This consumer avalanche is out of control in America as well as the West in general. But picture this if you remember, when, after 9/11, America had such a prime time to truly look into self, do some soul searching. To look at what specifically about the US do other people not like (not to change it for that reason but just as an exercise of self-analysis). But what should the president at the time say to what America needs to do. "Go shopping." What??? That is it. Just continue down the road of buying 99% of unneeded crap and keep doing it. Wow, that's easy enough! I felt truly angered at such a trite suggestion and even more angered when America excepted that as a good suggestion.
Anyhow...Here is a very cool Jacob Needleman interview about money and its place in the soul/essence of people today, quite excellent, The meaning of money in the 21st Century. Also there is a wonderful radio broadcast that I find most relevant due to the fact that it seems no one else discusses these concepts in such a wonderful way. Speaking of Faith on NPR. This particular episode "Money and Moral Balance", I listened to about a week before I wrote this post but it got me thinking some...
I mean, religion doesn't hold a higher than thou place in my heart but a definite place for sure, a place that I try to fill with more knowledge and more understanding. The figureheads of religions would have wanted it that way for sure, wouldn't they have. I do think that we lack most of the better elements of religions on a daily basis. If we truly turned the other cheek, where would we be? If we loved others as ourselves, wouldn't earth be better than it is? I may be what I have read that the author Par Lagerkvist had called himself, a religious atheist. I take that to mean he had no true belief in god but a certain and tangible respect for the various creeds and practices of people, that he saw what religions can do for people when used correctly for good, to build the human spirit and not do tear each other down and lay asunder. His stories have a very strong moral element to them.

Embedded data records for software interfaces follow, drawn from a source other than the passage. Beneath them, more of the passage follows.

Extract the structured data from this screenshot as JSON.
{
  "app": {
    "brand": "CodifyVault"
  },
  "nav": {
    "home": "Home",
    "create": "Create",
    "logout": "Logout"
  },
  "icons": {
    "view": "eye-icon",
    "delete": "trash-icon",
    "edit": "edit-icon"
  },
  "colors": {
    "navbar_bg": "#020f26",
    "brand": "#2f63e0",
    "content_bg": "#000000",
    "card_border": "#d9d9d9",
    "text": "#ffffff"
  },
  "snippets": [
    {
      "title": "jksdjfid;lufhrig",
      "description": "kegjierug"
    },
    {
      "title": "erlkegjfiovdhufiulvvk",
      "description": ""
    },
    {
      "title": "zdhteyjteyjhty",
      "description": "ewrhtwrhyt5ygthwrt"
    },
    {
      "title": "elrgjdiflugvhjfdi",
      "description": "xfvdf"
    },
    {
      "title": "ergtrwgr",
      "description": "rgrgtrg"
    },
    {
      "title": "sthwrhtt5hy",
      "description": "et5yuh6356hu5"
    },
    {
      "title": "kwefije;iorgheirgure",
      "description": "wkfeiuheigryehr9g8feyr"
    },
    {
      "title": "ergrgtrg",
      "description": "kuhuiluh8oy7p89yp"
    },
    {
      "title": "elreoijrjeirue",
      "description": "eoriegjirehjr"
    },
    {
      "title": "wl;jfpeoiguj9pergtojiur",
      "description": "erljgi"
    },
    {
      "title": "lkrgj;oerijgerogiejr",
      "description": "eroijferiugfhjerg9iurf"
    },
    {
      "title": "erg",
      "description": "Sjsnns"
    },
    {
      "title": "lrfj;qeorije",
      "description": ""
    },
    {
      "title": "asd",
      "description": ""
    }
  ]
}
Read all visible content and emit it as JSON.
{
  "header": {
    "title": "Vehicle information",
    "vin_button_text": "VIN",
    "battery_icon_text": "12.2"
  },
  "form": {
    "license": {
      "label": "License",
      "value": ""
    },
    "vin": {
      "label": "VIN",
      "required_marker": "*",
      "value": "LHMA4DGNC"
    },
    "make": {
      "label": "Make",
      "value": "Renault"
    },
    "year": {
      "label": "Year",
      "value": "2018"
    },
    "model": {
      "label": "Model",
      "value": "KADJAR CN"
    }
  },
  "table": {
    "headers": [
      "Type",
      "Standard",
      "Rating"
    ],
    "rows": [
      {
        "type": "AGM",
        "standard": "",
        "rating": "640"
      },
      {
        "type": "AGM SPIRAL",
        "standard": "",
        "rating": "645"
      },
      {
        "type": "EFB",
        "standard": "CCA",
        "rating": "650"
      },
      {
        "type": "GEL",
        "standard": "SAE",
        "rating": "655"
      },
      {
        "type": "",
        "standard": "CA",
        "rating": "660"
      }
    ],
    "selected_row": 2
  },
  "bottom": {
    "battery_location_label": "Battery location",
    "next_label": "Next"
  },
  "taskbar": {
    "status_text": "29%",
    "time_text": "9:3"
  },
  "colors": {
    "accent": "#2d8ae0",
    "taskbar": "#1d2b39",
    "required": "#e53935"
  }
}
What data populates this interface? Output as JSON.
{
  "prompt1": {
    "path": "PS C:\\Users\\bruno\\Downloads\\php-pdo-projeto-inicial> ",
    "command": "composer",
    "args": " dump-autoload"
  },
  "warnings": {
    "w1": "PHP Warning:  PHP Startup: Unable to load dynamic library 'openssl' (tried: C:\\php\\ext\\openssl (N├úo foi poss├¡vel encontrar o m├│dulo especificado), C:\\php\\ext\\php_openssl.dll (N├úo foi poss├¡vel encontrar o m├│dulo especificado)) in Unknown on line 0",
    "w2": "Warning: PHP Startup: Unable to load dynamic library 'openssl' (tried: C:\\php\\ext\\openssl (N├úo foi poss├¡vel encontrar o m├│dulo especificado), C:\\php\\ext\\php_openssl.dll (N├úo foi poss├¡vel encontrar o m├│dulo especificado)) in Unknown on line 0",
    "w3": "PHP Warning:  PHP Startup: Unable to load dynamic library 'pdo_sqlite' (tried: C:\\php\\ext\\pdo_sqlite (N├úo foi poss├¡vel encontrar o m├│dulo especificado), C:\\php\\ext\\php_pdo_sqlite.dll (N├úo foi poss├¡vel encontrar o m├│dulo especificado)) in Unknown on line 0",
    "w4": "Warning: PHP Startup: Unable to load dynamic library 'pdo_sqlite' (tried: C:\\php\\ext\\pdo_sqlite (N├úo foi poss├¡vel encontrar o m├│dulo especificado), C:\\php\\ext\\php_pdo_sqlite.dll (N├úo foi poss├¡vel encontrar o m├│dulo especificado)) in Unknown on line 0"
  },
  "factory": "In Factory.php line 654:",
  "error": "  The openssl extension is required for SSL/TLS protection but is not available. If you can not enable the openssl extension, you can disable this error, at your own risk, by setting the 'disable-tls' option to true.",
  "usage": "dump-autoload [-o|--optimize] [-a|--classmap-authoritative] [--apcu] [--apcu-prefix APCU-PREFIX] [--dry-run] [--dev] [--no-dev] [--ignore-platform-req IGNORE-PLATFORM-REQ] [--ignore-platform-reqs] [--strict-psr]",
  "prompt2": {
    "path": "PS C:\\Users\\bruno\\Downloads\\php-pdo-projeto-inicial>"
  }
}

Well, I want to wish you all happy holidays and remember that love is more meaningful than anything we can physically hold. Also, a special wish for peace and love to my friends that can't be with all the people they want to be this holiday season.
Stay true to yourself.